[Dataset entries]

____

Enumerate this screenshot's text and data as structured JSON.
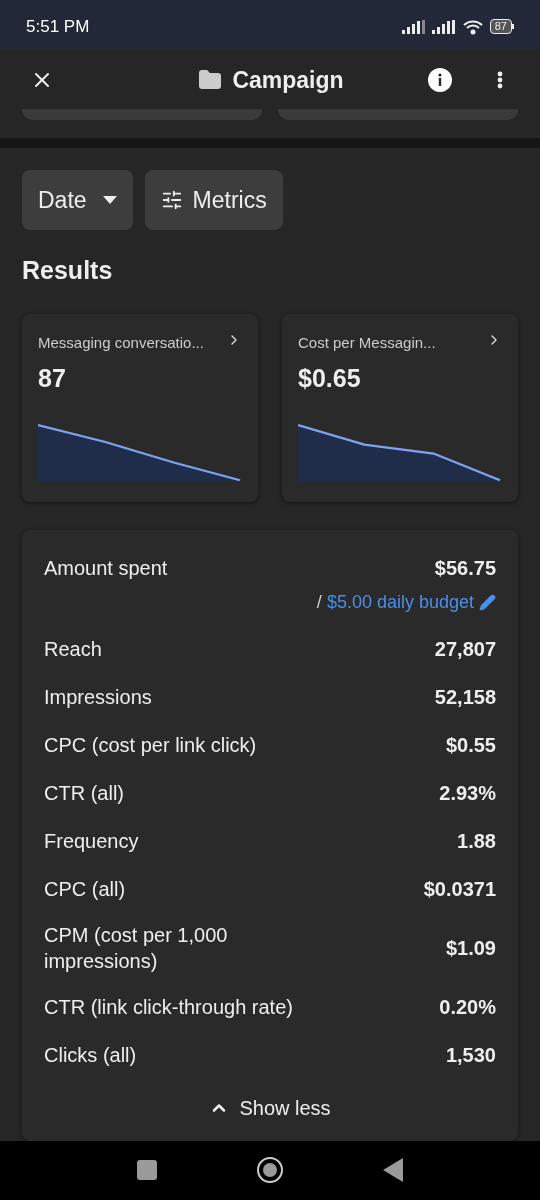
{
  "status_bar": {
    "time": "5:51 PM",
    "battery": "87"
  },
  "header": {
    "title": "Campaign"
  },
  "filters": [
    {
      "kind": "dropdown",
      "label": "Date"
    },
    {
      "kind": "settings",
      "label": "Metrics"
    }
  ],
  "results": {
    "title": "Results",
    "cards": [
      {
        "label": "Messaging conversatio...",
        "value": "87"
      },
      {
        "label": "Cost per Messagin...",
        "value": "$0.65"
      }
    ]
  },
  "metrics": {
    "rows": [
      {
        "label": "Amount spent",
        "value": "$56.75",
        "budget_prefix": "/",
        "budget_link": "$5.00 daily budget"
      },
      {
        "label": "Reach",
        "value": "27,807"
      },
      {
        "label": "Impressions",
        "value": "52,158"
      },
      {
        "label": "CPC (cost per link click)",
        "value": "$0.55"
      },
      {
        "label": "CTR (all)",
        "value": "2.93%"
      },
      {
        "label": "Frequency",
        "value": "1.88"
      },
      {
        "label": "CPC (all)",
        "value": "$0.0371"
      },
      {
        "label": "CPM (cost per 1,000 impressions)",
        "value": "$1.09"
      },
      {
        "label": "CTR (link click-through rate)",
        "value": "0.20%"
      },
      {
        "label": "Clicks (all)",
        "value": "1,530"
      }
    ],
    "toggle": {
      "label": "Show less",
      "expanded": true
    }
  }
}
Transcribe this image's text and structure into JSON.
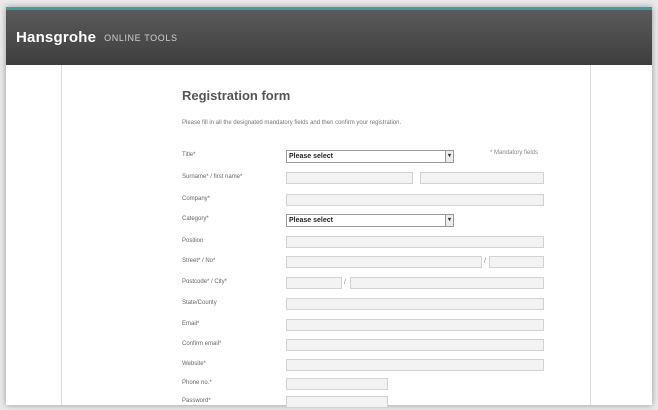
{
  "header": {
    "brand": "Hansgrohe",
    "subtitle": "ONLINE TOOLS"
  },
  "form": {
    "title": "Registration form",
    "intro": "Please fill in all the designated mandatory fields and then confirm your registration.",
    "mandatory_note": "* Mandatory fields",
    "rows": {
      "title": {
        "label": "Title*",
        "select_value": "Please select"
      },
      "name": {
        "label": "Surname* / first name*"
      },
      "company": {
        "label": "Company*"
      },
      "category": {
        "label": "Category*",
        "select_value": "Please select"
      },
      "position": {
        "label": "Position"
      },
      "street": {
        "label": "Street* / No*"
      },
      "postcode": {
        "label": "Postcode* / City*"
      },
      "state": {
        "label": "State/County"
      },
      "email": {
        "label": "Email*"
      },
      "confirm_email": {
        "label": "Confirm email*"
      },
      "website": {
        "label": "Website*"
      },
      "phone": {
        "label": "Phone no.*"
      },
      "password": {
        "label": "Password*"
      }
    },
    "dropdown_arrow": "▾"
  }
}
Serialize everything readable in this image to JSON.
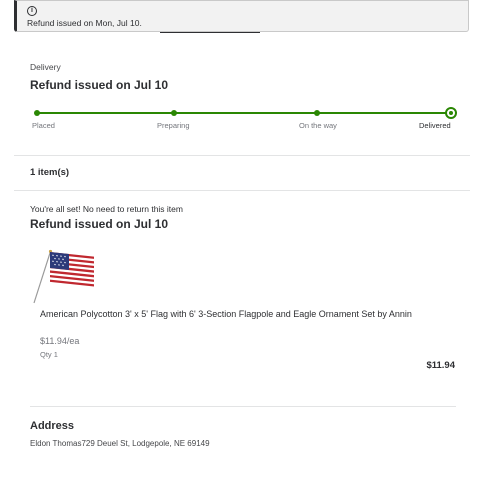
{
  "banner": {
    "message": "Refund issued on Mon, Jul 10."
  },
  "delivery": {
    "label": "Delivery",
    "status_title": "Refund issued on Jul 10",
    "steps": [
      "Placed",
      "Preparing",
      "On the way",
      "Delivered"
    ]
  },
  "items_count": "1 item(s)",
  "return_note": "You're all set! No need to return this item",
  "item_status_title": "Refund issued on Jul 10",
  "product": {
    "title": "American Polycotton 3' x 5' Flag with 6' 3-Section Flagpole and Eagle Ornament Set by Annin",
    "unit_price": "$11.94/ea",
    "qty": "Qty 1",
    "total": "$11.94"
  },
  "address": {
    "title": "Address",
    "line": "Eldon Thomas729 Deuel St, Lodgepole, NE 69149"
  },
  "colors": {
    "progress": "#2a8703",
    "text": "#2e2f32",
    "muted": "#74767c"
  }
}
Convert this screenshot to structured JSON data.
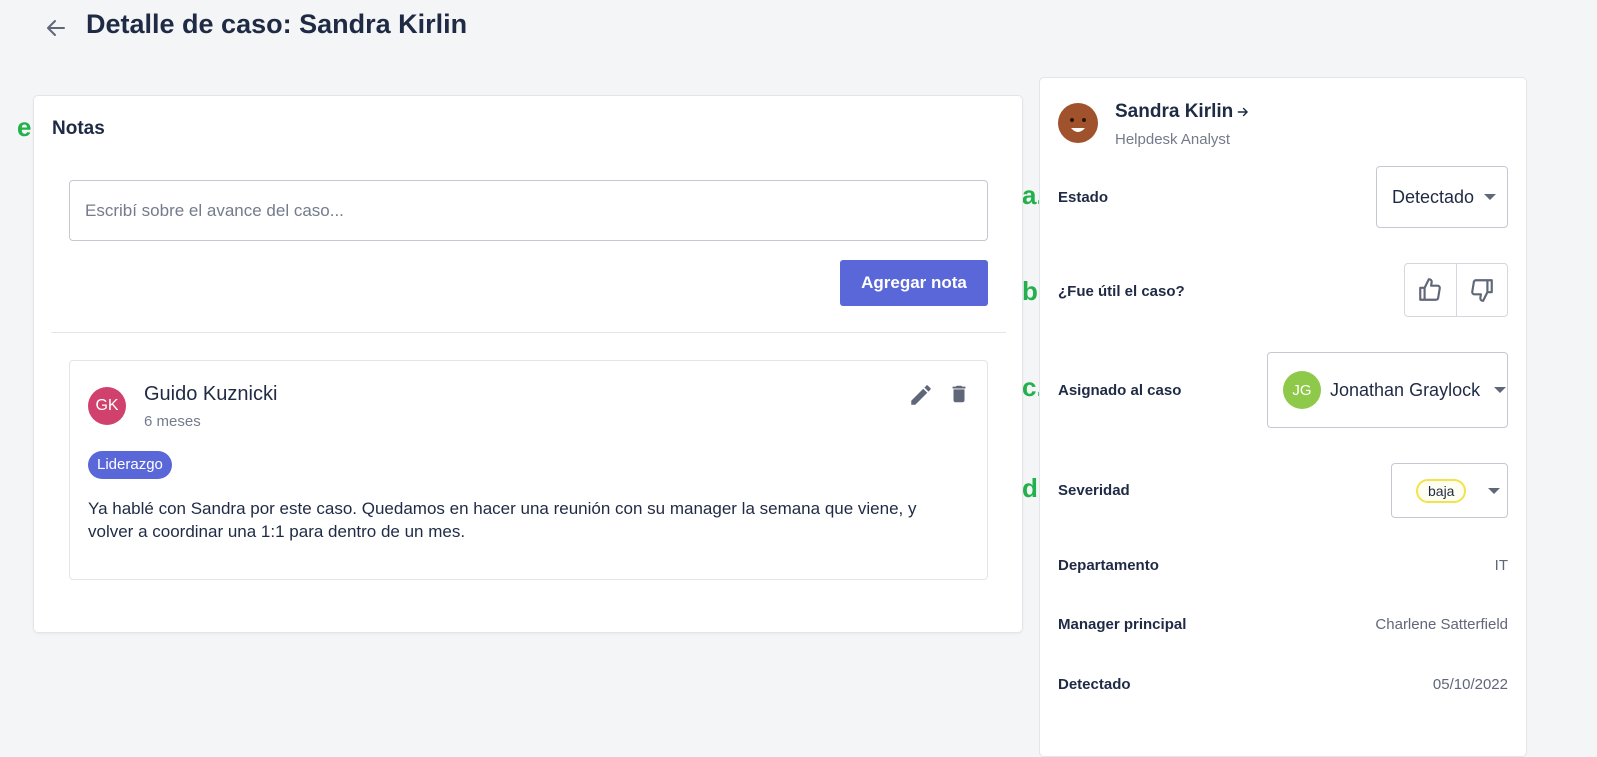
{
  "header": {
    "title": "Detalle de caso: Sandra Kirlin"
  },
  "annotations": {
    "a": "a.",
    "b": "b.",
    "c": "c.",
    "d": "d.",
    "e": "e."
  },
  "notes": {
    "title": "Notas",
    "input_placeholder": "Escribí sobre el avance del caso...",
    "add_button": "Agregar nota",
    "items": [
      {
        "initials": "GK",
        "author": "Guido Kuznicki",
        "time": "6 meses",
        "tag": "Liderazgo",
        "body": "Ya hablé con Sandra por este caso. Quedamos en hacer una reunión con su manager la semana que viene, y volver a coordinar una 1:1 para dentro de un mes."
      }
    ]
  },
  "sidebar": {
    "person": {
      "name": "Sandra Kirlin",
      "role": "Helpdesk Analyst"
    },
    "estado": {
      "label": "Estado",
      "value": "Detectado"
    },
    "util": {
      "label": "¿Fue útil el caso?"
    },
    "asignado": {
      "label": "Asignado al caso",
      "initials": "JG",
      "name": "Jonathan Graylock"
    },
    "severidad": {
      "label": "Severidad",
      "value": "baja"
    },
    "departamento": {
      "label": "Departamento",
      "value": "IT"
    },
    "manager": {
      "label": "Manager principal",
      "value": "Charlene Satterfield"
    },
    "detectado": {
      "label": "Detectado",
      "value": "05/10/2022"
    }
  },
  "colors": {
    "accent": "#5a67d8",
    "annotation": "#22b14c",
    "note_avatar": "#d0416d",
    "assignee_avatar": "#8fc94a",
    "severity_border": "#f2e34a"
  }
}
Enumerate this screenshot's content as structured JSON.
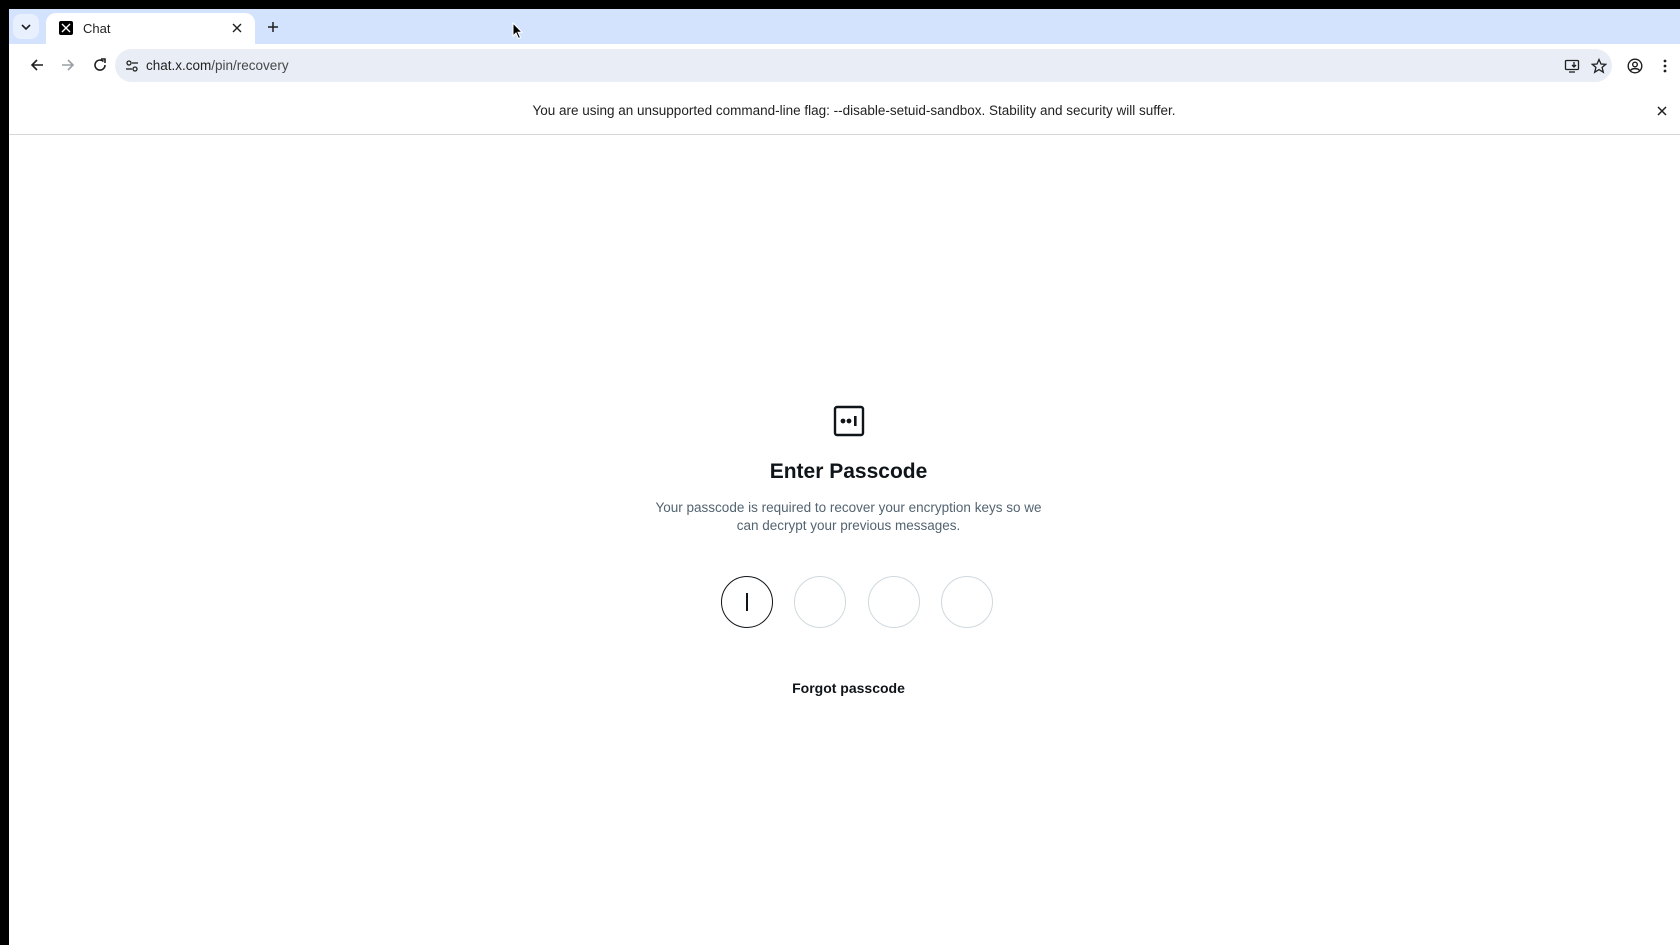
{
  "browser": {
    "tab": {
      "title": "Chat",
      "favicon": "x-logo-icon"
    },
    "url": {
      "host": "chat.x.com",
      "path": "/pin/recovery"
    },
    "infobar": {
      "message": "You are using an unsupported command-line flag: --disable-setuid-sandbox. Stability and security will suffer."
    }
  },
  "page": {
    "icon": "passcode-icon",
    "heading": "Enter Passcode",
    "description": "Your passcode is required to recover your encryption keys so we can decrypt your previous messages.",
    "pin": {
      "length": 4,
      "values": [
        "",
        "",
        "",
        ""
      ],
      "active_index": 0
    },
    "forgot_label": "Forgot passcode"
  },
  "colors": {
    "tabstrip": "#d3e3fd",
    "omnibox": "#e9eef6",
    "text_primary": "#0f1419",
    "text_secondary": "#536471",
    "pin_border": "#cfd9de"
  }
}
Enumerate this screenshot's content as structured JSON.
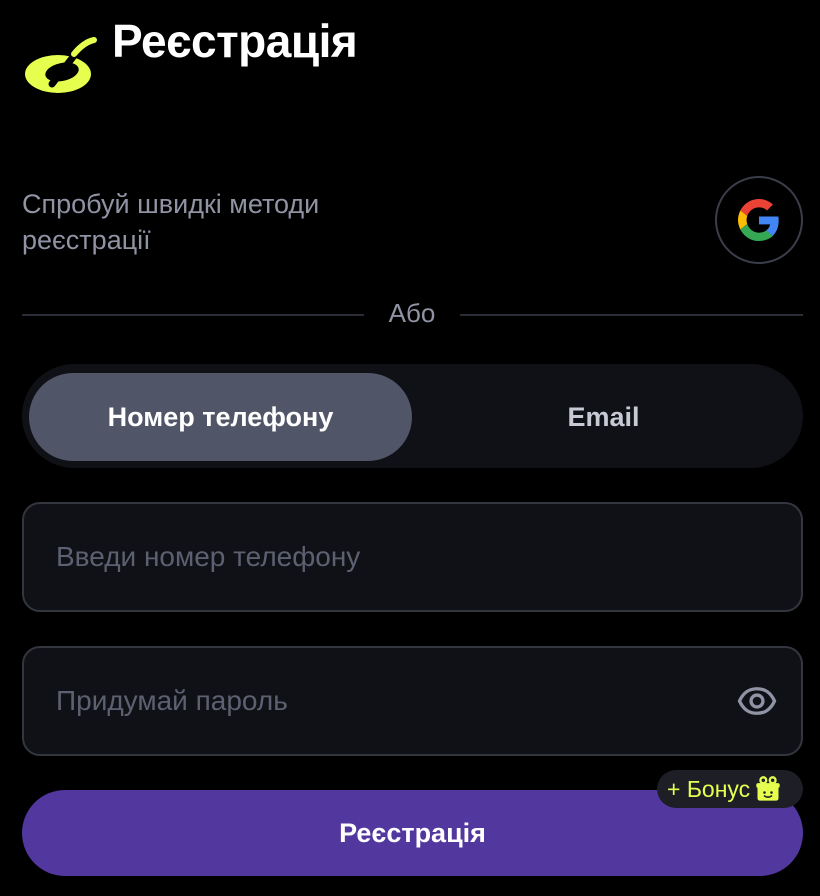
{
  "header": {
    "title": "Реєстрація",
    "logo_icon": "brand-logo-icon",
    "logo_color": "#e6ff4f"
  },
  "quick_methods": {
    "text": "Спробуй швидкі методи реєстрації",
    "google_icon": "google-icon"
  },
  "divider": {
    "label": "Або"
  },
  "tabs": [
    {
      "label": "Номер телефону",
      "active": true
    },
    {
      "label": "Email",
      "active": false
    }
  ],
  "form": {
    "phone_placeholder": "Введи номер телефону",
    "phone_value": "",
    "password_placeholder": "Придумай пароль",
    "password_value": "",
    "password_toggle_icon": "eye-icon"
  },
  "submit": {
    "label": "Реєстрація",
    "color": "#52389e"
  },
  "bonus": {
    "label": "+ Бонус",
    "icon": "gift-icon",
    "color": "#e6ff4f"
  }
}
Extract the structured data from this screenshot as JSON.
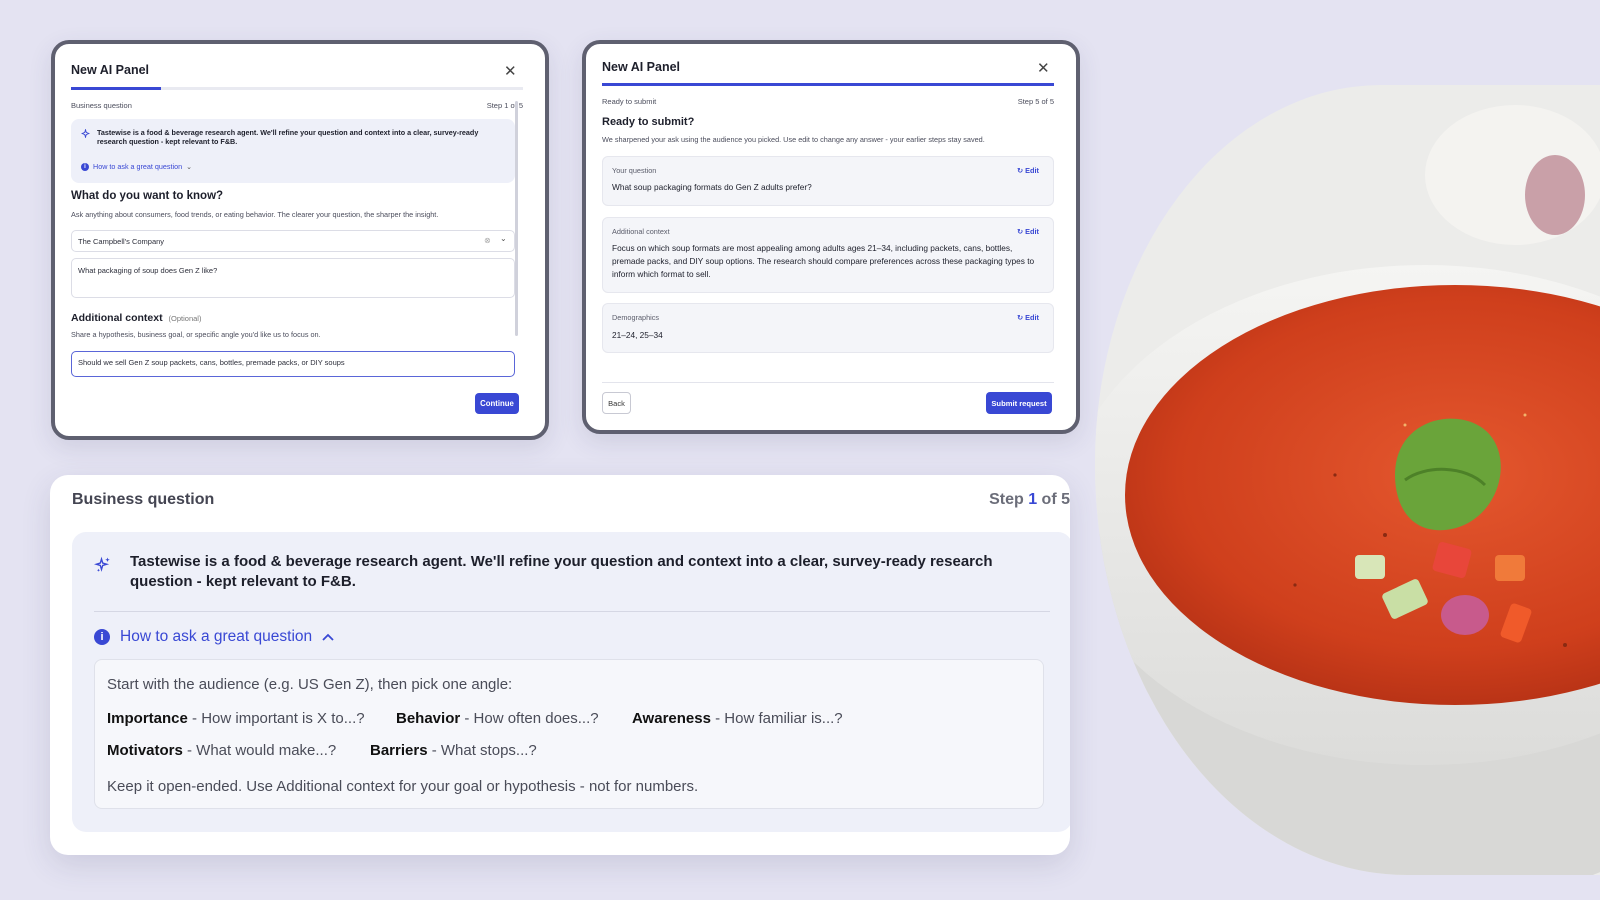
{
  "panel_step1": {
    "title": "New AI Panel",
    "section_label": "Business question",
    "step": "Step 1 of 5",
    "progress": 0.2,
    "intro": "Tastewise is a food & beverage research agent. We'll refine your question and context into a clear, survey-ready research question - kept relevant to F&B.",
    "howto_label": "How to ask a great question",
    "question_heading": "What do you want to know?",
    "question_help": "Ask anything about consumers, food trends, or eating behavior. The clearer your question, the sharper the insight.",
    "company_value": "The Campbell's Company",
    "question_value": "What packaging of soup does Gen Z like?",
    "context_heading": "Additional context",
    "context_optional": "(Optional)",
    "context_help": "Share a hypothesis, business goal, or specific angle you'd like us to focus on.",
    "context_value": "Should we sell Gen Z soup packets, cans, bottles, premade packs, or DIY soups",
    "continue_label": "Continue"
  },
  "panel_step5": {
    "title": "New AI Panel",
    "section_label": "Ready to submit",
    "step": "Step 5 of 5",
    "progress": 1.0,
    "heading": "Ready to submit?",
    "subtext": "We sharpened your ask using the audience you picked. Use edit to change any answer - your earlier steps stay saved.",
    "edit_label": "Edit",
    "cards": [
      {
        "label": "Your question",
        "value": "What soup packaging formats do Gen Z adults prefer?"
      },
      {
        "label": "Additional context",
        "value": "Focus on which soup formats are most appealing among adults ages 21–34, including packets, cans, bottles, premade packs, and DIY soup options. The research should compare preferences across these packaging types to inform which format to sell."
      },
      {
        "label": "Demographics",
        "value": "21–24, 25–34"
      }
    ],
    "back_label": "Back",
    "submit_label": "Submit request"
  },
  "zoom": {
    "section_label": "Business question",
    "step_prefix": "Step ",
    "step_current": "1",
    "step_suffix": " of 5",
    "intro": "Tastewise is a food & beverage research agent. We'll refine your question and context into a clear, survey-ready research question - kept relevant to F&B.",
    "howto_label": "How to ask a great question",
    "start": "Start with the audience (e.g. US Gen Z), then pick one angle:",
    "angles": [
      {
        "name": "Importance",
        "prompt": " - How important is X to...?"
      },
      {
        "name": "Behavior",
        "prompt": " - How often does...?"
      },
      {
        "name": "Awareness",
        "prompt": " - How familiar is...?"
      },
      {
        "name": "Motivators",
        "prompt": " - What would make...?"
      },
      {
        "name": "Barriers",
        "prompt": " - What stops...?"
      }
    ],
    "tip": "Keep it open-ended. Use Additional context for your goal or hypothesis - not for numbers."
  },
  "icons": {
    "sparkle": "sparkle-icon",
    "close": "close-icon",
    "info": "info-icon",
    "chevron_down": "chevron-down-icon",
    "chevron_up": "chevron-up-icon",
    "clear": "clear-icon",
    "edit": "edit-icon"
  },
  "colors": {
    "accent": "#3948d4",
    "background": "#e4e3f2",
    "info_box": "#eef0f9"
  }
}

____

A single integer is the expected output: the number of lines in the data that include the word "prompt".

5